  • Individuals currently or previously living in the same household 
  • Current dating partners (and some former dating partners) in a romantic and committed relationship. 


What acts are required for a Family Violence Temporary Protective Order (TPO)?

An act of Family Violence must have occurred to be eligible for a Family Violence Temporary Protective Order. These acts include: 

  • Any felony (including but not limited to aggravated assault, kidnapping, false imprisonment, aggravated stalking)
  • Certain misdemeanor crimes (simple battery, battery, simple assault, stalking, criminal damage to property, criminal trespass)
  • Certain threats to the victim or children as defined by law.


How do I know if I qualify for a Stalking Order?

Stalking Orders may be granted to individuals who have been stalked and are in need of protection. The individuals do not need to be related to one another.  Please note, the act cannot occur at the residence of the alleged stalker. 

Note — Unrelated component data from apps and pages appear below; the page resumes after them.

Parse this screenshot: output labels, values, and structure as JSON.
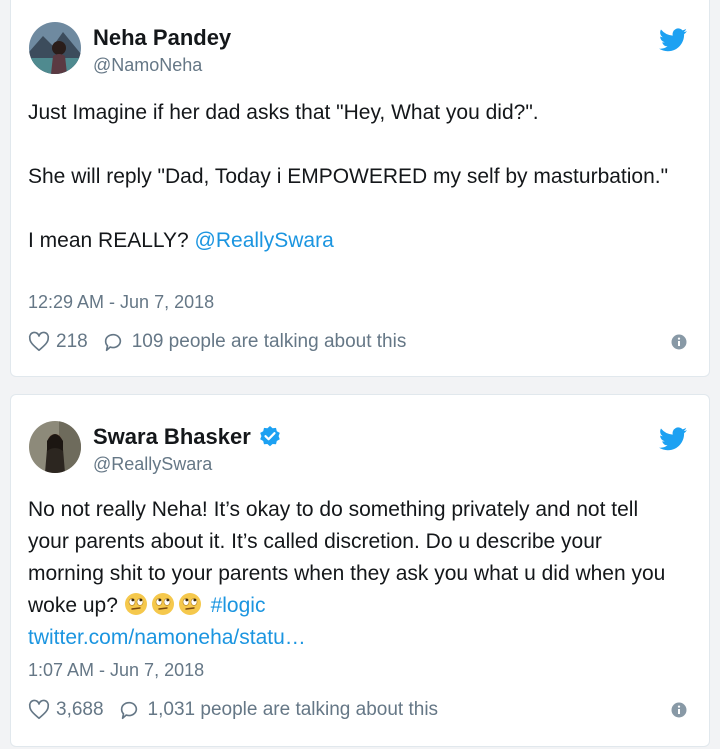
{
  "tweets": [
    {
      "name": "Neha Pandey",
      "handle": "@NamoNeha",
      "verified": false,
      "paragraphs": [
        "Just Imagine if her dad asks that \"Hey, What you did?\".",
        "She will reply \"Dad, Today i EMPOWERED my self by masturbation.\""
      ],
      "last_line_text": "I mean REALLY? ",
      "last_line_mention": "@ReallySwara",
      "timestamp": "12:29 AM - Jun 7, 2018",
      "likes": "218",
      "talking": "109 people are talking about this"
    },
    {
      "name": "Swara Bhasker",
      "handle": "@ReallySwara",
      "verified": true,
      "text": "No not really Neha! It’s okay to do something privately and not tell your parents about it. It’s called discretion. Do u describe your morning shit to your parents when they ask you what u did when you woke up? ",
      "emoji": [
        "rolling-eyes-emoji",
        "rolling-eyes-emoji",
        "rolling-eyes-emoji"
      ],
      "hashtag": "#logic",
      "url": "twitter.com/namoneha/statu…",
      "timestamp": "1:07 AM - Jun 7, 2018",
      "likes": "3,688",
      "talking": "1,031 people are talking about this"
    }
  ],
  "colors": {
    "twitter_blue": "#1da1f2",
    "link_blue": "#1b95e0",
    "muted_gray": "#657786"
  }
}
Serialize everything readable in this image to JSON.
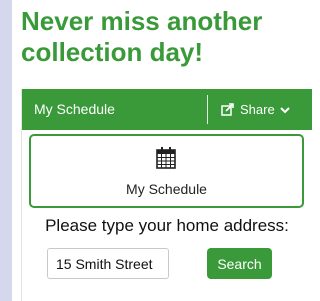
{
  "headline": "Never miss another collection day!",
  "widget": {
    "bar_title": "My Schedule",
    "share_label": "Share",
    "card_label": "My Schedule",
    "prompt": "Please type your home address:",
    "address_value": "15 Smith Street",
    "search_label": "Search"
  },
  "colors": {
    "brand_green": "#3a9a3a",
    "side_stripe": "#d5d8ec"
  },
  "icons": [
    "share-icon",
    "chevron-down-icon",
    "calendar-icon"
  ]
}
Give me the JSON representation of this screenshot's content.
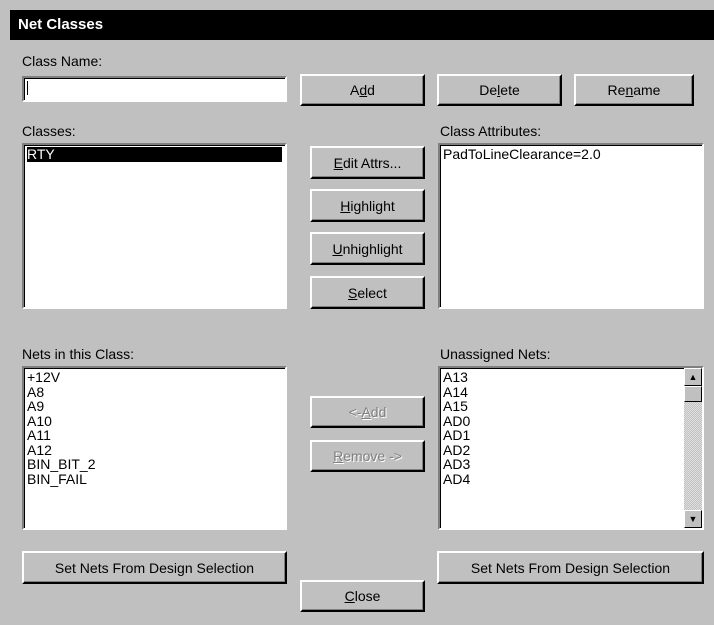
{
  "window": {
    "title": "Net Classes"
  },
  "class_name": {
    "label": "Class Name:",
    "value": ""
  },
  "buttons": {
    "add_pre": "A",
    "add_key": "d",
    "add_post": "d",
    "delete_pre": "De",
    "delete_key": "l",
    "delete_post": "ete",
    "rename_pre": "Re",
    "rename_key": "n",
    "rename_post": "ame",
    "edit_attrs_key": "E",
    "edit_attrs_post": "dit Attrs...",
    "highlight_key": "H",
    "highlight_post": "ighlight",
    "unhighlight_key": "U",
    "unhighlight_post": "nhighlight",
    "select_key": "S",
    "select_post": "elect",
    "add_net_pre": "<- ",
    "add_net_key": "A",
    "add_net_post": "dd",
    "remove_net_key": "R",
    "remove_net_post": "emove ->",
    "close_key": "C",
    "close_post": "lose",
    "set_nets_left": "Set Nets From Design Selection",
    "set_nets_right": "Set Nets From Design Selection"
  },
  "classes": {
    "label": "Classes:",
    "items": [
      "RTY"
    ],
    "selected": "RTY"
  },
  "class_attributes": {
    "label": "Class Attributes:",
    "items": [
      "PadToLineClearance=2.0"
    ]
  },
  "nets_in_class": {
    "label": "Nets in this Class:",
    "items": [
      "+12V",
      "A8",
      "A9",
      "A10",
      "A11",
      "A12",
      "BIN_BIT_2",
      "BIN_FAIL"
    ]
  },
  "unassigned_nets": {
    "label": "Unassigned Nets:",
    "items": [
      "A13",
      "A14",
      "A15",
      "AD0",
      "AD1",
      "AD2",
      "AD3",
      "AD4"
    ]
  },
  "icons": {
    "scroll_up": "▲",
    "scroll_down": "▼"
  }
}
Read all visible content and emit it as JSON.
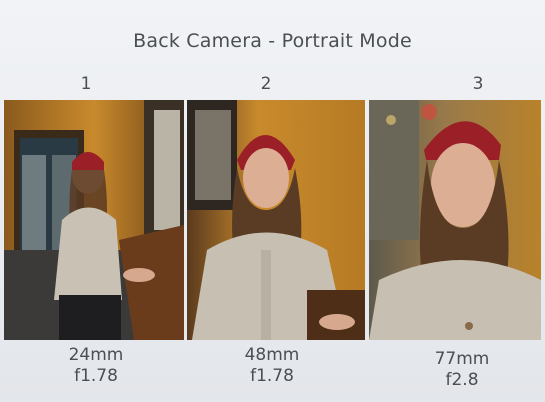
{
  "title": "Back Camera - Portrait Mode",
  "photos": [
    {
      "number": "1",
      "focal": "24mm",
      "aperture": "f1.78"
    },
    {
      "number": "2",
      "focal": "48mm",
      "aperture": "f1.78"
    },
    {
      "number": "3",
      "focal": "77mm",
      "aperture": "f2.8"
    }
  ]
}
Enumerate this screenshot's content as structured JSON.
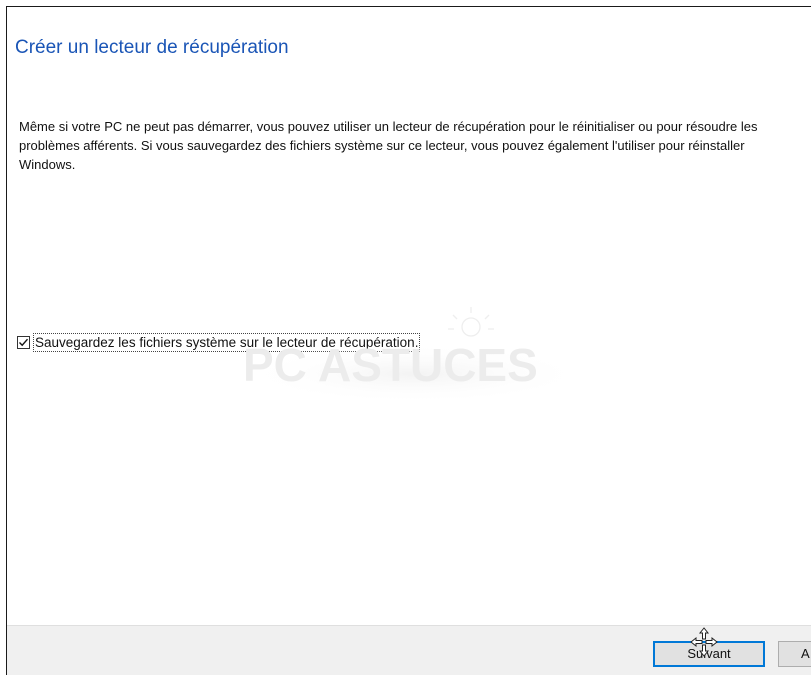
{
  "dialog": {
    "title": "Créer un lecteur de récupération",
    "description": "Même si votre PC ne peut pas démarrer, vous pouvez utiliser un lecteur de récupération pour le réinitialiser ou pour résoudre les problèmes afférents. Si vous sauvegardez des fichiers système sur ce lecteur, vous pouvez également l'utiliser pour réinstaller Windows.",
    "checkbox": {
      "label": "Sauvegardez les fichiers système sur le lecteur de récupération.",
      "checked": true
    }
  },
  "watermark": {
    "text": "PC ASTUCES"
  },
  "footer": {
    "next_label": "Suivant",
    "cancel_label": "A"
  },
  "colors": {
    "title": "#1a55b6",
    "accent": "#0078d7",
    "footer_bg": "#f0f0f0"
  },
  "icons": {
    "checkbox": "checkmark-icon",
    "cursor": "move-cursor-icon"
  }
}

How do I know where to file the TPO?

If the person against whom you are seeking a TPO is a resident of the State of Georgia, you must file your petition in the County where that person resides. If the abuser lives out of state or out of Hall County, contact the Gateway legal advocates for more information about where to file an order.


Do I have to know the address for the person receiving the TPO?

Yes. Before filing a petition, you will need to provide a valid address for the person against whom you are seeking a TPO. We must also have either the date of birth or social security number for the respondent. This is required to list the order on the TPO registry.


I think I might qualify for a TPO, how do I get started?

Your first step is to contact the legal advocates at Gateway. There are several ways to reach out to us. 


What can a Family Violence Temporary Protective Order (TPO) do to help victims?

  • TPOs can order the respondent to stay away from the victim’s home, work, or school. 
  • TPOs can address the abuser’s access to weapons.
  • Children and family members of the victim may be listed as protected parties on TPOs. 
  • The Judge may also order further relief, at their discretion.


What happens if the respondent violates a TPO?

We encourage you to call law enforcement (911) if you believe you are in danger. Violating a TPO may result in aggravated stalking charges.